64:3. If one became confused between paragraphs of the Shema, meaning that he knows that he has just finished a paragraph, (8) but does not recall whether it was the first or second one, then he must assume that he is finishing the first paragraph and continue with the second.

MB 8: But does not recall – This rule refers to a situation where he does not recall having read a single word from the second paragraph, and where one has not yet begun the third paragraph (“Va’Yomer”). If, however, the doubt about which paragraph one had just finished arose after beginning the third paragraph, we assume that he had read the second paragraph and proceeded to the third paragraph according to habit. [It is implied that the same would be true if one recalled having read at least one word from the second paragraph. – LC]

Lawton Cooper [email protected]


Siman 64. Laws Concerning One Who Makes a Mistake in the Reading of the Shema (cont.)

64:4. If one (9) has just read “Uchtavtam” [*] and does not know if he is at the “Uchtavtam” of the first paragraph or the second, then he should go back to the “Uchtavtam” of the first paragraph. This is only if he did not begin the verse “Lema’an yirbu yemeichem,” [**] but (10) if did then (11) there is no need to go back, because this proves that he was finishing the second paragraph. [* – The first word of the verse “Uchtavtam al mezuzot beitecha uvisharecha” – And you shall write them on the door posts of your house and your gates. This verse is found in both the first and the second paragraph.] [** – So that your days will be many; the beginning of the verse following “Uchtavtam” in the second paragraph.]

MB 9: Has just read “Uchtavtam” – and the reason the Shulchan Aruch did not give “Ukshartam” [And you shall tie; the beginning of another verse that is also in both paragraphs] is because there is a difference between them; in the first it is with a kamatz [under the letter tav, i.e. “Ukshartam”] which is singular [meaning – And (singular) you shall tie them] and the second is with a segol, which is plural. The Ta”z gave another reason [why “Ukshartem” is not offered as a possible mistake], which is that it is unusual to make a mistake in the middle of a paragraph. This is because the reader will be able to tell from the amount of time that has passed since he started reading the [Shema, and know that he has been reading long enough that he could not merely be in the middle of the first paragraph]. However when he is at the end [of the paragraph], which takes more time to reach, he can err sometimes and think that he has finished the second paragraph.
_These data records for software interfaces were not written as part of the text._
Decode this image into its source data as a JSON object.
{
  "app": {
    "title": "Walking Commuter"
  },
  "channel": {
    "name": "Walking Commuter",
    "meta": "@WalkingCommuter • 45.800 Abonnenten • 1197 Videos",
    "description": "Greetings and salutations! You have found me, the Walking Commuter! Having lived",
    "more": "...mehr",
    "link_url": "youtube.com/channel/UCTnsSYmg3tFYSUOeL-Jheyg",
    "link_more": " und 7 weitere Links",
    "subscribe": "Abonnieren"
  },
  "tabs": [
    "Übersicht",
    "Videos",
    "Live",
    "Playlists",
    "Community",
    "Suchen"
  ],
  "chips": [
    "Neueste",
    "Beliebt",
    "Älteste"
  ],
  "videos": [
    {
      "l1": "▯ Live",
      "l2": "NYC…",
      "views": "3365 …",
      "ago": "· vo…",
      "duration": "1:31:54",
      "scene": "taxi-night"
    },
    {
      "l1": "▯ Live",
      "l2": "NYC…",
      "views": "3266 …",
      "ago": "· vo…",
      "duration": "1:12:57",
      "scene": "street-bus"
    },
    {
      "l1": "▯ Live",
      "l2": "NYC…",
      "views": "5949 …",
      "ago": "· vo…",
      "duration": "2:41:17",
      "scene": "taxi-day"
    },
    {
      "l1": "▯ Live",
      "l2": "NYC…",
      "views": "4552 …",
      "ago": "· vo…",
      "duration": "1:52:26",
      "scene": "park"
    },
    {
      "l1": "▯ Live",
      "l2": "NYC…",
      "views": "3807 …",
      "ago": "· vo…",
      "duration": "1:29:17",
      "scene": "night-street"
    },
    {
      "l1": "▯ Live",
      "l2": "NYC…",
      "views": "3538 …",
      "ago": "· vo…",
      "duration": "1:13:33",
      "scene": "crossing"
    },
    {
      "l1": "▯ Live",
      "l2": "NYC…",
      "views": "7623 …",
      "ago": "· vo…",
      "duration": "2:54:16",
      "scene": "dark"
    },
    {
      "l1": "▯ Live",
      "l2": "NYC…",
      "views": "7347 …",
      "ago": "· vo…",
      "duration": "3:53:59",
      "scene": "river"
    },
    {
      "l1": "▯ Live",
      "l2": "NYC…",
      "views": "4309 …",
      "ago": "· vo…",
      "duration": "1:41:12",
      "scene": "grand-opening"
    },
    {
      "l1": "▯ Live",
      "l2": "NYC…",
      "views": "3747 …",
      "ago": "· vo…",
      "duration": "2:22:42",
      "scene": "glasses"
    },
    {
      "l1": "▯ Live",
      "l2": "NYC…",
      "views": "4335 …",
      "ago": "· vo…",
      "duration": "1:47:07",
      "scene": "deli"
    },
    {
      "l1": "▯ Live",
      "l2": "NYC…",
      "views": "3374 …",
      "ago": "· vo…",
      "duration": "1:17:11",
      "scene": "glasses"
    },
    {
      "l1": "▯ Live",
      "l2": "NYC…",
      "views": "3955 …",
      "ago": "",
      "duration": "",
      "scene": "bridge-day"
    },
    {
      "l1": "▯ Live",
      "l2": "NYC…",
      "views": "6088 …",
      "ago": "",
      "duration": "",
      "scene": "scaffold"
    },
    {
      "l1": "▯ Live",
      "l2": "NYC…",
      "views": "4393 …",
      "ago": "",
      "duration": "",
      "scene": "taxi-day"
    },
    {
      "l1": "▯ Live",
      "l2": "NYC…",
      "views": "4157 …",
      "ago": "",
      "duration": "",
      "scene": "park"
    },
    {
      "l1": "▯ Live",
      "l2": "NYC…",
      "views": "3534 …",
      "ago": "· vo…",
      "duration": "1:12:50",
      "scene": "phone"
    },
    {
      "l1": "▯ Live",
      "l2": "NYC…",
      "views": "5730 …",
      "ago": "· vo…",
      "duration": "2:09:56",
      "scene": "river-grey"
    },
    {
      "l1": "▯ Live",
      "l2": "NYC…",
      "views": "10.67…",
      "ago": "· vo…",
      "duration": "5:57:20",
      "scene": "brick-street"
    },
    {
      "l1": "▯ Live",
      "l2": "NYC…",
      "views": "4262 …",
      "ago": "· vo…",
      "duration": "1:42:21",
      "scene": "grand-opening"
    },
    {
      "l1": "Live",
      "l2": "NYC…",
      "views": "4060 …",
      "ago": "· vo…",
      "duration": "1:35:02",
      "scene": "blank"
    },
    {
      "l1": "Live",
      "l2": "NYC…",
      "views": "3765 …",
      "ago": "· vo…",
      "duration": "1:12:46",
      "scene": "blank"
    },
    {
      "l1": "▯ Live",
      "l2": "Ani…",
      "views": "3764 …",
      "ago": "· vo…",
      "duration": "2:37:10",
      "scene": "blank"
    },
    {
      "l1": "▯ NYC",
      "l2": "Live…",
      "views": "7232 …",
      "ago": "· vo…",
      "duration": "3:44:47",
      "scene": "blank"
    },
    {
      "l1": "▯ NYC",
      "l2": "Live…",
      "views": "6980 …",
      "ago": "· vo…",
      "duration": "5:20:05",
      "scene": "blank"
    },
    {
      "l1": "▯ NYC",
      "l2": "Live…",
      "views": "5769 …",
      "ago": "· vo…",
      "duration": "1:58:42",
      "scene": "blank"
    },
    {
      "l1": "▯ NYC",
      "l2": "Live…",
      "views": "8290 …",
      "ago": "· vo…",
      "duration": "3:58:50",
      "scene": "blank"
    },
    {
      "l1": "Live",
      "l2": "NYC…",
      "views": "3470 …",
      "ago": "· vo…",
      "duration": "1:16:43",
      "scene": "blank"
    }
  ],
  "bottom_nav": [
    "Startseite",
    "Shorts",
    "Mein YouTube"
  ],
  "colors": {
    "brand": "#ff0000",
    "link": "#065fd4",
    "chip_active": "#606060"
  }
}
MB 10: If he did – what he means is that in a case where one has already said these words, and only then does he worry that he said the “Lema’an” after the “Uchtavtam” of the first paragraph, he does not have to go back – we assume that he said according to habit, and therefore said “Lema’an yirbu” after the “Uchtavtam” in the second paragraph. All the more so if one finds himself at any other point in the middle of a paragraph [and does not recall what he read up to this point], we assume that he said all of what was beforehand without skipping a verse or a word.

MB 11: There is no need to go back – All this is if he is praying alone. However, if he is praying with a minyan and he sees that the chazan is at the “Uchtavtam” of the first paragraph or near it, he should go back to the “Uchtavtam” of the first paragraph, because we can see that he was mistaken and his continuation wasn’t correct. The same is true in the other direction: if his situation is such that he would ordinarily be required to go back to the first “Uchtavtam”, but he sees that the chazan is at or near the second “Uchtavtam”, he should also continue with “Lema’an yirbu”, since we assume that he read the second paragraph like the rest of the minyan. We will discuss the laws of one who accidentally changed a blessing from what our sages set down (which the Magen Avraham discusses in the name of the Ramba”m) G-d willing in siman 68 in the Mishna Berura, see there.